Mistrust and lack of co-ordination among actors with different roles in the supply chain threaten to derail information sharing benefits
INFORMATION sharing presents a huge potential to the maritime logistics sector through reducing costs, cutting delivery times and improving resource efficiency, according to the Organisation for Economic Co-operation and Development.
But collaboration and security are among key factors that need addressing before the benefits can be witnessed, it says in a new report on information sharing for efficient maritime logistics.
The OECD’s International Transportation Forum says the maritime industry is already harnessing data via digital technologies for greater insights into the logistics chain in order to improve logistics processes.
The areas of application of digital technologies for the collection, exchange and analysis of information range from management and transactional purposes to more technical, operational applications.
“Effective integration of data-driven systems crucially depends on the quality of their implementation and on smooth collaboration between stakeholders along the logistics chain,” the report says.

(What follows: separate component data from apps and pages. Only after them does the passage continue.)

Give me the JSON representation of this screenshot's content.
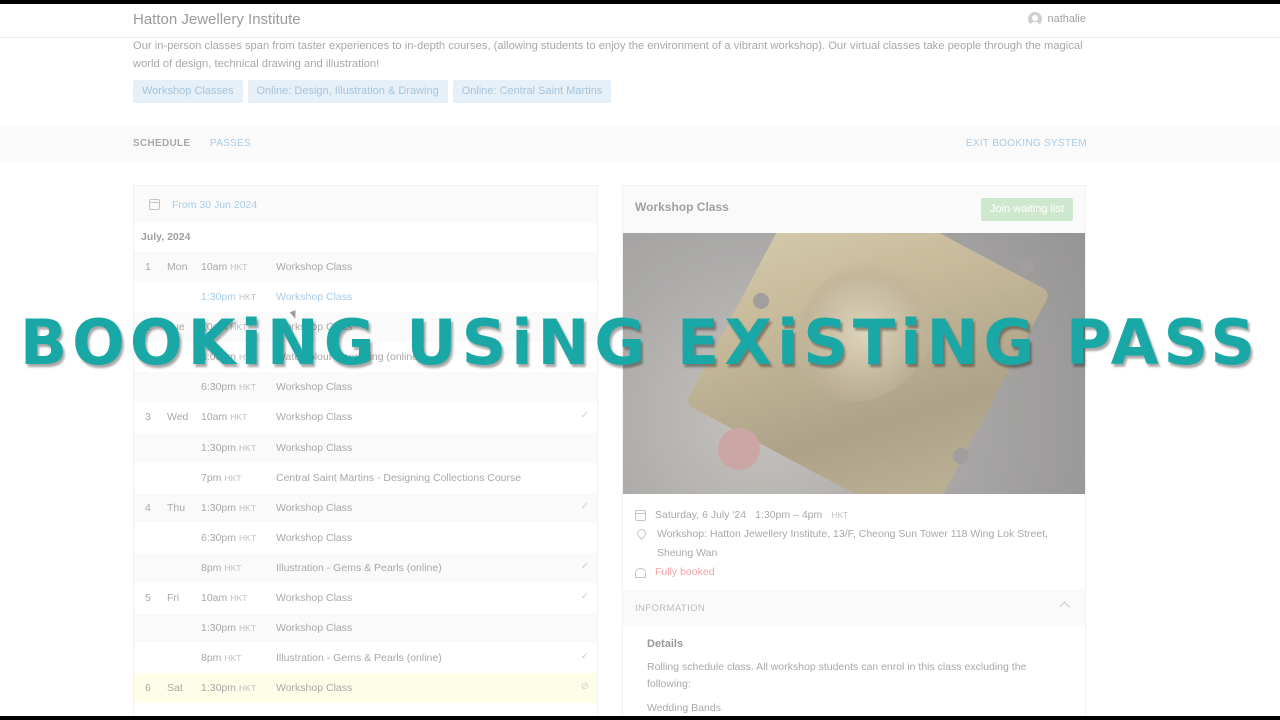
{
  "header": {
    "brand": "Hatton Jewellery Institute",
    "user": "nathalie"
  },
  "intro": "Our in-person classes span from taster experiences to in-depth courses, (allowing students to enjoy the environment of a vibrant workshop). Our virtual classes take people through the magical world of design, technical drawing and illustration!",
  "categories": [
    "Workshop Classes",
    "Online: Design, Illustration & Drawing",
    "Online: Central Saint Martins"
  ],
  "nav": {
    "schedule": "SCHEDULE",
    "passes": "PASSES",
    "exit": "EXIT BOOKING SYSTEM"
  },
  "schedule": {
    "from": "From 30 Jun 2024",
    "month": "July, 2024",
    "tz": "HKT",
    "rows": [
      {
        "day": "1",
        "dow": "Mon",
        "time": "10am",
        "cls": "Workshop Class",
        "status": ""
      },
      {
        "day": "",
        "dow": "",
        "time": "1:30pm",
        "cls": "Workshop Class",
        "status": ""
      },
      {
        "day": "2",
        "dow": "Tue",
        "time": "10am",
        "cls": "Workshop Class",
        "status": ""
      },
      {
        "day": "",
        "dow": "",
        "time": "4:00pm",
        "cls": "Watercolour Rendering (online)",
        "status": ""
      },
      {
        "day": "",
        "dow": "",
        "time": "6:30pm",
        "cls": "Workshop Class",
        "status": ""
      },
      {
        "day": "3",
        "dow": "Wed",
        "time": "10am",
        "cls": "Workshop Class",
        "status": "✓"
      },
      {
        "day": "",
        "dow": "",
        "time": "1:30pm",
        "cls": "Workshop Class",
        "status": ""
      },
      {
        "day": "",
        "dow": "",
        "time": "7pm",
        "cls": "Central Saint Martins - Designing Collections Course",
        "status": ""
      },
      {
        "day": "4",
        "dow": "Thu",
        "time": "1:30pm",
        "cls": "Workshop Class",
        "status": "✓"
      },
      {
        "day": "",
        "dow": "",
        "time": "6:30pm",
        "cls": "Workshop Class",
        "status": ""
      },
      {
        "day": "",
        "dow": "",
        "time": "8pm",
        "cls": "Illustration - Gems & Pearls (online)",
        "status": "✓"
      },
      {
        "day": "5",
        "dow": "Fri",
        "time": "10am",
        "cls": "Workshop Class",
        "status": "✓"
      },
      {
        "day": "",
        "dow": "",
        "time": "1:30pm",
        "cls": "Workshop Class",
        "status": ""
      },
      {
        "day": "",
        "dow": "",
        "time": "8pm",
        "cls": "Illustration - Gems & Pearls (online)",
        "status": "✓"
      },
      {
        "day": "6",
        "dow": "Sat",
        "time": "1:30pm",
        "cls": "Workshop Class",
        "status": "⊘"
      }
    ]
  },
  "detail": {
    "title": "Workshop Class",
    "wait_button": "Join waiting list",
    "date": "Saturday, 6 July '24",
    "time": "1:30pm – 4pm",
    "tz": "HKT",
    "location": "Workshop: Hatton Jewellery Institute, 13/F, Cheong Sun Tower 118 Wing Lok Street, Sheung Wan",
    "capacity": "Fully booked",
    "info_header": "INFORMATION",
    "details_title": "Details",
    "details_text": "Rolling schedule class. All workshop students can enrol in this class excluding the following:",
    "details_item": "Wedding Bands"
  },
  "overlay": "BOOKiNG USiNG EXiSTiNG PASS",
  "colors": {
    "overlay": "#1aa8a6",
    "link": "#a8cce8",
    "full": "#f0a0a6",
    "highlight": "#fdfde8"
  }
}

New technologies will continue to transform logistics processes, it adds.
“Numerous logistics applications exist for innovations such as highly sophisticated sensors for data collection, advanced data analytics tools and advanced concepts such as the Internet of Things, blockchain or artificial intelligence,” the ITF says.
But it warns that better integration of supply chains via technologies faces many challenges, with data sharing being the key issue.

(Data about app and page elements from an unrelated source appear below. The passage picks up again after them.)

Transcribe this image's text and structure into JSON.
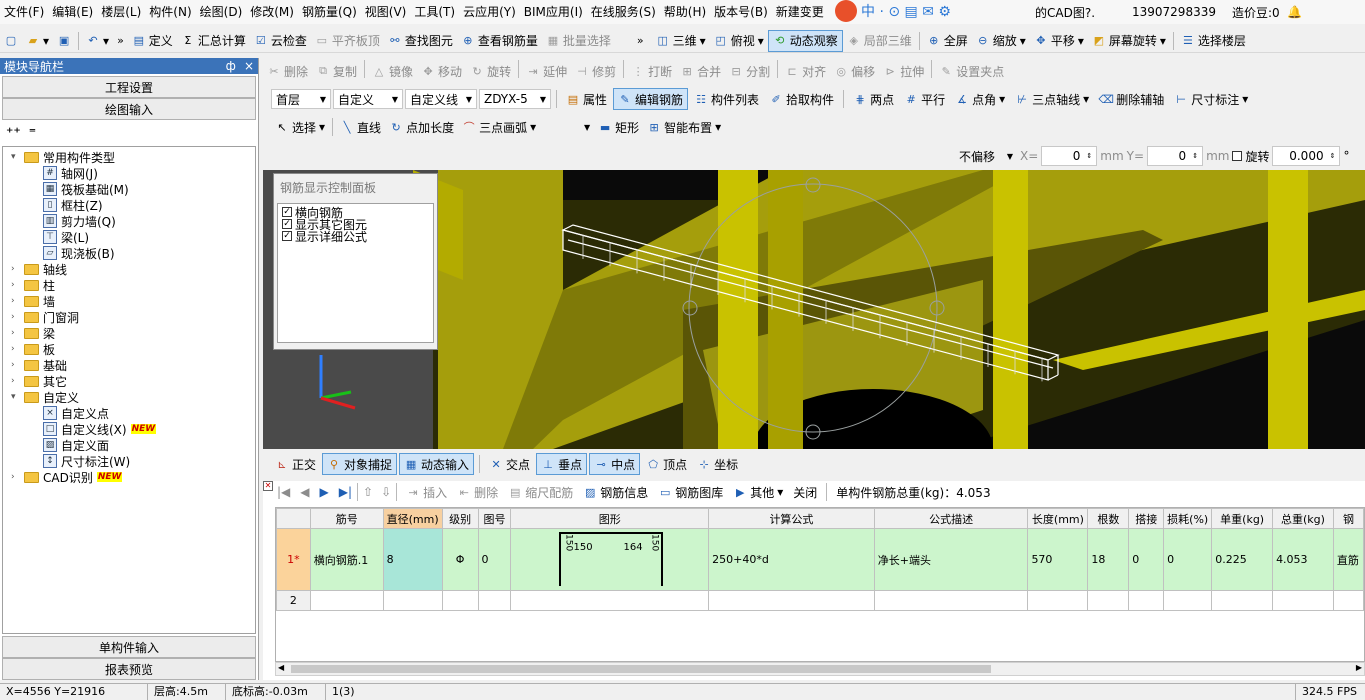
{
  "menu": [
    "文件(F)",
    "编辑(E)",
    "楼层(L)",
    "构件(N)",
    "绘图(D)",
    "修改(M)",
    "钢筋量(Q)",
    "视图(V)",
    "工具(T)",
    "云应用(Y)",
    "BIM应用(I)",
    "在线服务(S)",
    "帮助(H)",
    "版本号(B)",
    "新建变更"
  ],
  "menu_right": {
    "cad": "的CAD图?.",
    "phone": "13907298339",
    "price": "造价豆:0"
  },
  "tb1": {
    "define": "定义",
    "sum": "汇总计算",
    "cloud_check": "云检查",
    "flat_top": "平齐板顶",
    "find": "查找图元",
    "view_rebar": "查看钢筋量",
    "batch_select": "批量选择",
    "three_d": "三维",
    "top_view": "俯视",
    "dynamic": "动态观察",
    "local_3d": "局部三维",
    "full_screen": "全屏",
    "zoom": "缩放",
    "pan": "平移",
    "rotate_screen": "屏幕旋转",
    "select_floor": "选择楼层"
  },
  "tb2": [
    "删除",
    "复制",
    "镜像",
    "移动",
    "旋转",
    "延伸",
    "修剪",
    "打断",
    "合并",
    "分割",
    "对齐",
    "偏移",
    "拉伸",
    "设置夹点"
  ],
  "tb3": {
    "floor": "首层",
    "type": "自定义",
    "sub": "自定义线",
    "name": "ZDYX-5",
    "attr": "属性",
    "edit_rebar": "编辑钢筋",
    "list": "构件列表",
    "pick": "拾取构件",
    "two_point": "两点",
    "parallel": "平行",
    "point_angle": "点角",
    "three_axis": "三点轴线",
    "del_aux": "删除辅轴",
    "dim": "尺寸标注"
  },
  "tb4": {
    "select": "选择",
    "line": "直线",
    "point_len": "点加长度",
    "arc": "三点画弧",
    "rect": "矩形",
    "smart": "智能布置"
  },
  "coord": {
    "offset": "不偏移",
    "x_label": "X=",
    "x": "0",
    "mm1": "mm",
    "y_label": "Y=",
    "y": "0",
    "mm2": "mm",
    "rotate": "旋转",
    "angle": "0.000",
    "deg": "°"
  },
  "left": {
    "title": "模块导航栏",
    "pin": "ф",
    "close": "×",
    "btn1": "工程设置",
    "btn2": "绘图输入",
    "btn3": "单构件输入",
    "btn4": "报表预览"
  },
  "tree": [
    {
      "t": "常用构件类型",
      "lv": 0,
      "f": 1,
      "e": "-"
    },
    {
      "t": "轴网(J)",
      "lv": 1,
      "i": "#"
    },
    {
      "t": "筏板基础(M)",
      "lv": 1,
      "i": "▦"
    },
    {
      "t": "框柱(Z)",
      "lv": 1,
      "i": "▯"
    },
    {
      "t": "剪力墙(Q)",
      "lv": 1,
      "i": "▥"
    },
    {
      "t": "梁(L)",
      "lv": 1,
      "i": "⊤"
    },
    {
      "t": "现浇板(B)",
      "lv": 1,
      "i": "▱"
    },
    {
      "t": "轴线",
      "lv": 0,
      "f": 1,
      "e": "+"
    },
    {
      "t": "柱",
      "lv": 0,
      "f": 1,
      "e": "+"
    },
    {
      "t": "墙",
      "lv": 0,
      "f": 1,
      "e": "+"
    },
    {
      "t": "门窗洞",
      "lv": 0,
      "f": 1,
      "e": "+"
    },
    {
      "t": "梁",
      "lv": 0,
      "f": 1,
      "e": "+"
    },
    {
      "t": "板",
      "lv": 0,
      "f": 1,
      "e": "+"
    },
    {
      "t": "基础",
      "lv": 0,
      "f": 1,
      "e": "+"
    },
    {
      "t": "其它",
      "lv": 0,
      "f": 1,
      "e": "+"
    },
    {
      "t": "自定义",
      "lv": 0,
      "f": 1,
      "e": "-"
    },
    {
      "t": "自定义点",
      "lv": 1,
      "i": "×"
    },
    {
      "t": "自定义线(X)",
      "lv": 1,
      "i": "□",
      "n": 1
    },
    {
      "t": "自定义面",
      "lv": 1,
      "i": "▨"
    },
    {
      "t": "尺寸标注(W)",
      "lv": 1,
      "i": "↕"
    },
    {
      "t": "CAD识别",
      "lv": 0,
      "f": 1,
      "e": "+",
      "n": 1
    }
  ],
  "new_badge": "NEW",
  "panel": {
    "title": "钢筋显示控制面板",
    "items": [
      "横向钢筋",
      "显示其它图元",
      "显示详细公式"
    ]
  },
  "snap": {
    "ortho": "正交",
    "snap": "对象捕捉",
    "dyn": "动态输入",
    "cross": "交点",
    "perp": "垂点",
    "mid": "中点",
    "vertex": "顶点",
    "coord": "坐标"
  },
  "gtb": {
    "insert": "插入",
    "delete": "删除",
    "scale": "缩尺配筋",
    "info": "钢筋信息",
    "lib": "钢筋图库",
    "other": "其他",
    "close": "关闭",
    "total": "单构件钢筋总重(kg)：4.053"
  },
  "headers": [
    "筋号",
    "直径(mm)",
    "级别",
    "图号",
    "图形",
    "计算公式",
    "公式描述",
    "长度(mm)",
    "根数",
    "搭接",
    "损耗(%)",
    "单重(kg)",
    "总重(kg)",
    "钢"
  ],
  "rows": [
    {
      "no": "1*",
      "name": "横向钢筋.1",
      "dia": "8",
      "grade": "Φ",
      "fig": "0",
      "shape_a": "150",
      "shape_b": "164",
      "shape_c": "150",
      "shape_d": "150",
      "formula": "250+40*d",
      "desc": "净长+端头",
      "len": "570",
      "count": "18",
      "lap": "0",
      "loss": "0",
      "unit": "0.225",
      "total": "4.053",
      "last": "直筋"
    },
    {
      "no": "2"
    }
  ],
  "status": {
    "xy": "X=4556 Y=21916",
    "floor_h": "层高:4.5m",
    "base_h": "底标高:-0.03m",
    "sel": "1(3)",
    "fps": "324.5 FPS"
  }
}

“The main obstacles are limited trust and lack of co-ordination among actors with different roles in the supply chain and differing size, operational or strategic objectives,” the report says. “Commercial sensitivities and the question of data ownership also matter.”
Other challenges relate to the way logistics adopt data-enabled innovation.
“Relying more and more on digitalisation and system integration can expose the entire chain to cyber security risks,” the ITF says. “Secondly, many emerging data networks are proprietary systems. This raises the possibility of future data oligopolies dominated by a small number of private supply chain integrators.”
Open standards could address this issue, but the balance between proprietary and open systems remained to be defined, it added.
The report recommends that the shipping sector should support the emergence of open standards in maritime logistics.
“The lack of industry standards for data sharing can act as a hurdle to establishing common platforms for information sharing and collaboration,” the report says. “Public authorities should support the creation of open standards in maritime logistics to develop a configuration that is useful to all players in the supply chain.”
In this context it would be important to clarify what should be standardised, whether standardisation should be publicly- or industry-driven, and how the implementation of standards will be organised.
Interoperability between public and private systems for the exchange of logistics information would also become crucial.
“Close collaboration between public and private actors is needed for the smooth data exchange that will enable faster cross-border interactions. In addition, effectively organising the interaction among companies and the public sector will address costly inefficiencies resulting from a lack of cross-border data sharing,” the report says.
It suggests supporting ports in creating co-ordination platforms and single windows.
“Reducing unpredictability for port operators means a more efficient use of public infrastructure,” the report says. “This, in turn, benefits the environmental performance of the sector.”
Although ports of the same region often compete, combined efforts to providing digital solutions for stakeholder coordination could generate efficiencies from which all participating ports benefit.